The European Union backs the AMU as a step towards economic integration with Europe, said Lorenzo Kluzer, the chief political officer at the EU's office in Tunis. "Instead of dealing separately with each country, we could deal directly with a union."
Tunisia could play a leading role in such integration as the EU vows support for Arab countries that strengthen democracy, Mr Kluzer said. On that score, "there's no doubt that Tunisia has done the most."
In the past, cities such as Beirut and Doha have been seen as oases of openness in a mistrustful region, said Mr Entelis.
"For the moment, Tunisia is more open than any Arab country," he said. "And it's seen as more authentically open because it has happened through democracy."
Tunisia's leaders have pledged to reform state institutions inherited from Ben Ali's regime, while the national assembly is to draft a new constitution ahead of elections expected in about a year.
For Mrs Aboubacar, interim authorities have already proved a welcome change from Ben Ali's regime, which refused the UNHCR official recognition and largely snubbed its four officers in Tunis.
Following Ben Ali's removal, war in Libya threw the new Tunisia onto a steep learning curve in handling refugees as tens of thousands arrived seeking housing, food and medical care.
"They could easily have closed the border, but they kept it open," said Mrs Aboubacar, whose agency worked with Tunisia's army and interim government to set up a refugee camp.

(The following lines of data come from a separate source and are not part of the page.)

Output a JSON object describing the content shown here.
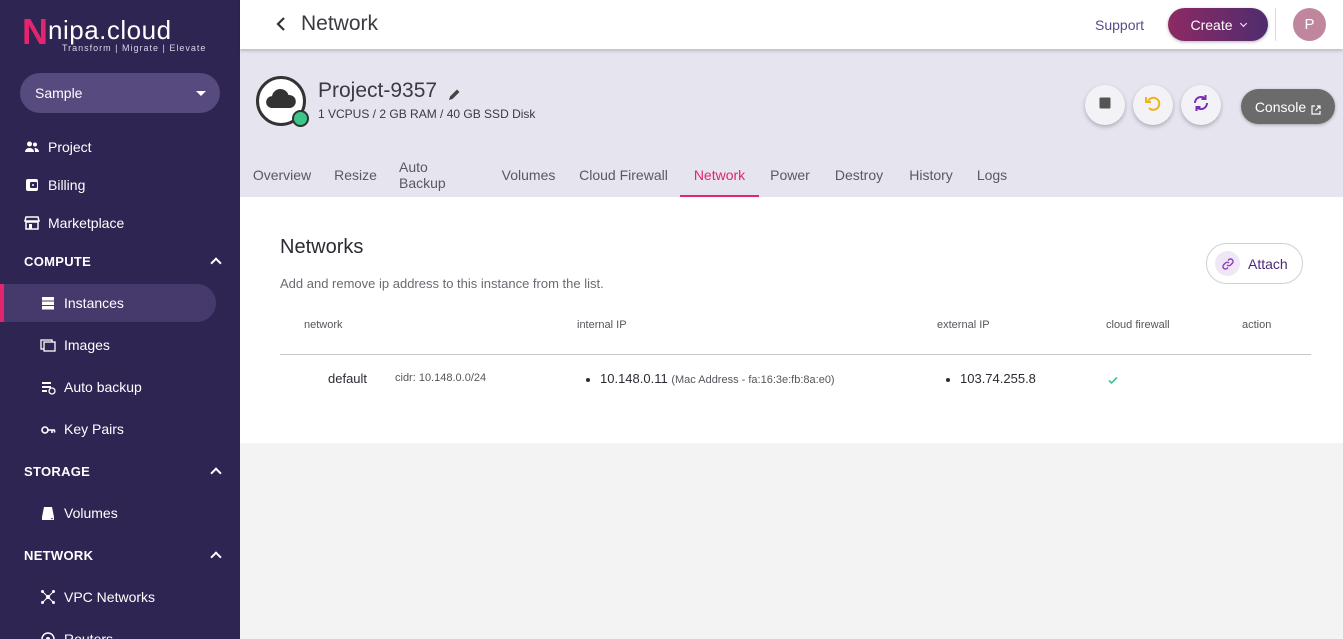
{
  "logo": {
    "mark": "N",
    "word": "nipa.cloud",
    "tagline": "Transform  |  Migrate  |  Elevate"
  },
  "org_select": {
    "value": "Sample"
  },
  "sidebar": {
    "top_items": [
      {
        "label": "Project",
        "icon": "people-icon"
      },
      {
        "label": "Billing",
        "icon": "billing-icon"
      },
      {
        "label": "Marketplace",
        "icon": "store-icon"
      }
    ],
    "sections": [
      {
        "title": "COMPUTE",
        "items": [
          "Instances",
          "Images",
          "Auto backup",
          "Key Pairs"
        ]
      },
      {
        "title": "STORAGE",
        "items": [
          "Volumes"
        ]
      },
      {
        "title": "NETWORK",
        "items": [
          "VPC Networks",
          "Routers"
        ]
      }
    ],
    "active_item": "Instances"
  },
  "topbar": {
    "title": "Network",
    "support": "Support",
    "create": "Create",
    "avatar_initial": "P"
  },
  "instance": {
    "name": "Project-9357",
    "spec": "1 VCPUS / 2 GB RAM / 40 GB SSD Disk",
    "status_color": "#3dc68a",
    "console": "Console"
  },
  "tabs": [
    "Overview",
    "Resize",
    "Auto Backup",
    "Volumes",
    "Cloud Firewall",
    "Network",
    "Power",
    "Destroy",
    "History",
    "Logs"
  ],
  "active_tab": "Network",
  "networks": {
    "title": "Networks",
    "description": "Add and remove ip address to this instance from the list.",
    "attach": "Attach",
    "columns": [
      "network",
      "internal IP",
      "external IP",
      "cloud firewall",
      "action"
    ],
    "rows": [
      {
        "network": "default",
        "cidr": "cidr: 10.148.0.0/24",
        "internal_ip": "10.148.0.11",
        "mac": "(Mac Address - fa:16:3e:fb:8a:e0)",
        "external_ip": "103.74.255.8",
        "cloud_firewall": true
      }
    ]
  },
  "colors": {
    "sidebar": "#2f2552",
    "accent": "#e3246e",
    "create_gradient_start": "#8d2a64",
    "create_gradient_end": "#4f2c6e"
  }
}
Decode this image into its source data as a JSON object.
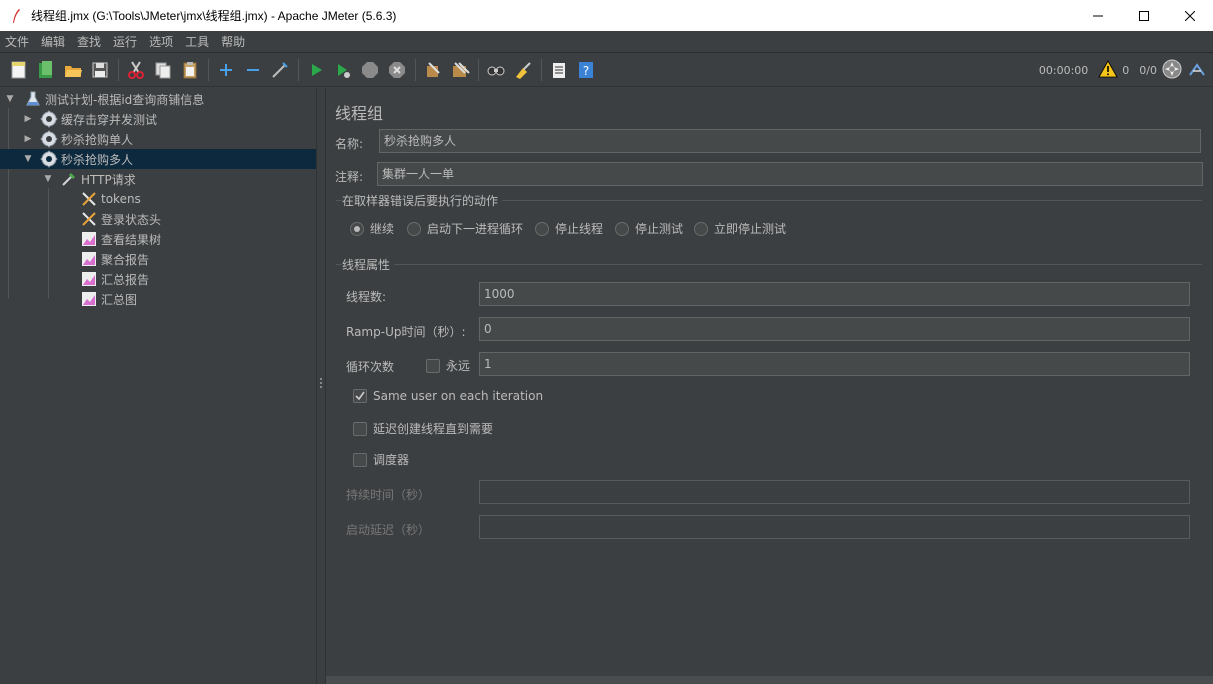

The UNHCR signed a cooperation agreement with Tunisia last June and last month opened a new office in Tunis with more than 30 staff including officers whose work spans North Africa.
The agency is helping Tunisia draft laws defining the rights of refugees and asylum seekers, Mrs Aboubacar said. "In my view, this really shows that there's a different mindset."
Tunisia's new openness has also made it a popular rendezvous for civil society from around the region, with Tunis hotels often doubling as conference venues.
This month Canal France International (CFI), a French media support agency funded by France's foreign ministry, partnered Tunisian media NGOs and the news website Tunisia Live for a two-day conference in Tunis on media freedoms and online journalism.
"Tunisia is a good laboratory; you can speak freely and be heard by the world," said Eric Soulier, CFI's Mediterranean and Asia director. "The conference was well-followed on Twitter."
Such changes are taking place amid "the reconfiguration of political life," he said, citing protests by Tunisian journalists this month against the government's appointment of state media directors.
"There's no Tunisian model yet," said Mr Soulier. "It's being created."